Aim of the task: Return the lines below that contain "username".
*-*-*
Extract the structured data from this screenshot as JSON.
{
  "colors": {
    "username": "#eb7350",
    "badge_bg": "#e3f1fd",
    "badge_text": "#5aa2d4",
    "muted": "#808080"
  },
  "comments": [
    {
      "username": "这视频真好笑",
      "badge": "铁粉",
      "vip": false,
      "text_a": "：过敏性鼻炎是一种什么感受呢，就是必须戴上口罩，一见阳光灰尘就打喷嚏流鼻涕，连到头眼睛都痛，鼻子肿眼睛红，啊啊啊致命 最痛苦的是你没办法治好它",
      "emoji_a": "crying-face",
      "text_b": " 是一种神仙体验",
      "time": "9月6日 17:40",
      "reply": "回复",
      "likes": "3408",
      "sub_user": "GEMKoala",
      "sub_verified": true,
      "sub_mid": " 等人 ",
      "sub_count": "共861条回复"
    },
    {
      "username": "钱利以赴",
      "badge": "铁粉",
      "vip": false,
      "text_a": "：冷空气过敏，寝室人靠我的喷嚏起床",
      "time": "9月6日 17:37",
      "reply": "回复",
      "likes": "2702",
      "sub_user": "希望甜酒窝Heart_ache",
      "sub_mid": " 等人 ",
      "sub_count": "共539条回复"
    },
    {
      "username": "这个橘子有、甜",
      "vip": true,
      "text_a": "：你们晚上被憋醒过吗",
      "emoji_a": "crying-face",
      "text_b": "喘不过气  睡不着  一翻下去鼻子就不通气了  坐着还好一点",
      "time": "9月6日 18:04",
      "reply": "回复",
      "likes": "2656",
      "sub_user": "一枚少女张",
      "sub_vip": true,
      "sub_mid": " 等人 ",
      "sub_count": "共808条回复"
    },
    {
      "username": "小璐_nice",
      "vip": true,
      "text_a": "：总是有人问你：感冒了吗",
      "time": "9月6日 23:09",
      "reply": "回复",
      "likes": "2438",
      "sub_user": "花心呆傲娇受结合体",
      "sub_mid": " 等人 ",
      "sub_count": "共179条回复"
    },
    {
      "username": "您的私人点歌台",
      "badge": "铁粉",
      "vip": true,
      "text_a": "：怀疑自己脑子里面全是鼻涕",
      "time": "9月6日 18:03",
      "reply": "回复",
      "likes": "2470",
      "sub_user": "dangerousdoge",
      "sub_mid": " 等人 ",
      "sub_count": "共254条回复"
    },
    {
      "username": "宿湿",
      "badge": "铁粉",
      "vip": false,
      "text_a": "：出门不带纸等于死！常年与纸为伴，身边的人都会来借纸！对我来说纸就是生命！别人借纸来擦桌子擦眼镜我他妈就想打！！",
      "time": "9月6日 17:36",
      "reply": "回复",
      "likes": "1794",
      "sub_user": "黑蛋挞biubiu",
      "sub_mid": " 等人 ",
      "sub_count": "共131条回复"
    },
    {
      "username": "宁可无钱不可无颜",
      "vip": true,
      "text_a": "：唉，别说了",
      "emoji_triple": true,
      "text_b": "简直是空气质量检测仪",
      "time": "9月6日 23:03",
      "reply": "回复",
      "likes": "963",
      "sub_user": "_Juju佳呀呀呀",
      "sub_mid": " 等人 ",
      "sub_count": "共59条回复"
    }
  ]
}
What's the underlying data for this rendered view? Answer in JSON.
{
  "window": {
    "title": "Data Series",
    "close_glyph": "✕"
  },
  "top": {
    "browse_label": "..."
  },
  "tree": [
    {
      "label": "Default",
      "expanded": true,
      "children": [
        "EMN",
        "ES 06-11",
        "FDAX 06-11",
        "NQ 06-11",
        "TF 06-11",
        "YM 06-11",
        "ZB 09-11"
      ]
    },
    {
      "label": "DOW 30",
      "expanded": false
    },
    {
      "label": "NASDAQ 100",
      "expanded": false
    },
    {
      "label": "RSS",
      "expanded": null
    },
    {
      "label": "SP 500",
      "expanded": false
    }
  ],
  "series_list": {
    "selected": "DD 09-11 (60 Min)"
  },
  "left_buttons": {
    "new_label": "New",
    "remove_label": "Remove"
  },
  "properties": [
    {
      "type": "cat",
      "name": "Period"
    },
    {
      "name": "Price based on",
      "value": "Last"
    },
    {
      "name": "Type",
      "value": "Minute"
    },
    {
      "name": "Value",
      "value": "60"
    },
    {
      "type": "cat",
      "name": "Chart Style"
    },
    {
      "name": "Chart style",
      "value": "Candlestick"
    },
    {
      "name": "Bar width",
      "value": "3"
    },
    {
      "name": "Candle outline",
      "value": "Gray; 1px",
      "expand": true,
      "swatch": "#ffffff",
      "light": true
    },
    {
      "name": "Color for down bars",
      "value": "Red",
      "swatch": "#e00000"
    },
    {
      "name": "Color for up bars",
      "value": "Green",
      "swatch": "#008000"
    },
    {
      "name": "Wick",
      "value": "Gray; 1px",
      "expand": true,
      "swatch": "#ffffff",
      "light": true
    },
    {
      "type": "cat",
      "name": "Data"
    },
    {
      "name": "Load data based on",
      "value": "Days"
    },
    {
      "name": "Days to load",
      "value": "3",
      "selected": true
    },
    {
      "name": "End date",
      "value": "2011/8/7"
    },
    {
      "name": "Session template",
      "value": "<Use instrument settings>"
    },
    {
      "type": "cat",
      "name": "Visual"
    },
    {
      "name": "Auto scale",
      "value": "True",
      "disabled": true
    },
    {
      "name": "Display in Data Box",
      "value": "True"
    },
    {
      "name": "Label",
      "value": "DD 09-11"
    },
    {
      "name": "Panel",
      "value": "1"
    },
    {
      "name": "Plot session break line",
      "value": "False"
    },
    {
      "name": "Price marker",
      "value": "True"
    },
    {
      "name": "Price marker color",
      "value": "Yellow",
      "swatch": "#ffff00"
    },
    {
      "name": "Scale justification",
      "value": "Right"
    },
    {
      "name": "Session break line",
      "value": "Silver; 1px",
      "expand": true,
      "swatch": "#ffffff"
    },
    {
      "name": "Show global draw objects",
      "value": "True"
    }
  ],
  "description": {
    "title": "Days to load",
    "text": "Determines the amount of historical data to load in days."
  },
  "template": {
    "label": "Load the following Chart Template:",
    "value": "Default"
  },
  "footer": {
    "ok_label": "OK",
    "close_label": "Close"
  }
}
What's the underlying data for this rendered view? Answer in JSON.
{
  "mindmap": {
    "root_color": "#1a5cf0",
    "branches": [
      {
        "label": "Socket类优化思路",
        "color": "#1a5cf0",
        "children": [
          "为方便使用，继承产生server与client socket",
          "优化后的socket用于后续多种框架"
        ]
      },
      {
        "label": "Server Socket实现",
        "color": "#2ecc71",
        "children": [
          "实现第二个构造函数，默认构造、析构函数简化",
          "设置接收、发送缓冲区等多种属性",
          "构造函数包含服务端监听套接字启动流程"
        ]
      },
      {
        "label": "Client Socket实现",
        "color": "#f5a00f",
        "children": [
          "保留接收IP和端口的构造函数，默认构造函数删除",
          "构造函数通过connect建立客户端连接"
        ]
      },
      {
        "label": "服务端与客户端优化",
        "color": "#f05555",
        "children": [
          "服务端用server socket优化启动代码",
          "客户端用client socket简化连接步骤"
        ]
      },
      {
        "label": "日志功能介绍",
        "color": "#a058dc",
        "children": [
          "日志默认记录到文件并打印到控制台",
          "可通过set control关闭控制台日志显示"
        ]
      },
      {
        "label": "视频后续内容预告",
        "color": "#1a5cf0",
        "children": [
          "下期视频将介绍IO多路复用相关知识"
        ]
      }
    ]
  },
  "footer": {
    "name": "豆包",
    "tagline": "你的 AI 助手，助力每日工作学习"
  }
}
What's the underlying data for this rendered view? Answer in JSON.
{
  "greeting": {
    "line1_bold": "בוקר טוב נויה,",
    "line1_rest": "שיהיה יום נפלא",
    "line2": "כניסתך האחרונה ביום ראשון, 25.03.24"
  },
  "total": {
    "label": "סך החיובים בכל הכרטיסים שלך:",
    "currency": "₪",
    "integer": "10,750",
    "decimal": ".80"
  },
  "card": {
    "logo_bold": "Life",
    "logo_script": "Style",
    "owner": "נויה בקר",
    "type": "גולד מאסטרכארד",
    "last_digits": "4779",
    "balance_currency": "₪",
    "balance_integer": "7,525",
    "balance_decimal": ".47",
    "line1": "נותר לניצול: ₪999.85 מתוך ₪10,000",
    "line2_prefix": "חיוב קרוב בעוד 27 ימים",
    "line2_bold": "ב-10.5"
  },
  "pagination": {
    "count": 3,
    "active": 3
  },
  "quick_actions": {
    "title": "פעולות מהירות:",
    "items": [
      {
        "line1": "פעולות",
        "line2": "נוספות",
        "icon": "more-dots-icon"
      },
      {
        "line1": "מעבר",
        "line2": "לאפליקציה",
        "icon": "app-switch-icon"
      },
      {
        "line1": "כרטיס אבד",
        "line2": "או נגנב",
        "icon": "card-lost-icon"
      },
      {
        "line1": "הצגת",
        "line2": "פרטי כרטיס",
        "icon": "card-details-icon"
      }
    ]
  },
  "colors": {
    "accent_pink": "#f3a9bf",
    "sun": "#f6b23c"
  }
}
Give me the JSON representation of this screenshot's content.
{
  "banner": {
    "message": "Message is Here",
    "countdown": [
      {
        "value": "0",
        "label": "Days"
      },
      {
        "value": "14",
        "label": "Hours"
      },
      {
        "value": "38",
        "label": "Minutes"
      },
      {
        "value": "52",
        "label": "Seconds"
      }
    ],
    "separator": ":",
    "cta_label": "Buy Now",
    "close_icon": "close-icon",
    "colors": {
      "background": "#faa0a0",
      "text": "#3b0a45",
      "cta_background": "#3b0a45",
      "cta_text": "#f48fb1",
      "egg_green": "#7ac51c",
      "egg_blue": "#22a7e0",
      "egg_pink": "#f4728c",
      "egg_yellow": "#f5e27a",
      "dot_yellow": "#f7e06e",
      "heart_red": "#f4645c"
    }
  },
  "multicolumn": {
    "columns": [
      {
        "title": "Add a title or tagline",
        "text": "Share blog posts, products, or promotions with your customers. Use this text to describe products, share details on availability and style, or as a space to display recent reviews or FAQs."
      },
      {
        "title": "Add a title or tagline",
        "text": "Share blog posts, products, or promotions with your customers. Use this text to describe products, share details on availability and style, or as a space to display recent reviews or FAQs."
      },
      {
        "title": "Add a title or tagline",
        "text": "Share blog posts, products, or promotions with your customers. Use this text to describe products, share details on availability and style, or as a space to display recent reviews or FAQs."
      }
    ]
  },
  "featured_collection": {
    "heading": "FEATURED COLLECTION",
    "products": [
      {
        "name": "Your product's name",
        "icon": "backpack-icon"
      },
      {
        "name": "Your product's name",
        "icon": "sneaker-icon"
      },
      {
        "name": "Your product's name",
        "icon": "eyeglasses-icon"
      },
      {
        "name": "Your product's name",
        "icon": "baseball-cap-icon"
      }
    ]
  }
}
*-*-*
Result of this task:
    "username": "#eb7350",
      "username": "这视频真好笑",
      "username": "钱利以赴",
      "username": "这个橘子有、甜",
      "username": "小璐_nice",
      "username": "您的私人点歌台",
      "username": "宿湿",
      "username": "宁可无钱不可无颜",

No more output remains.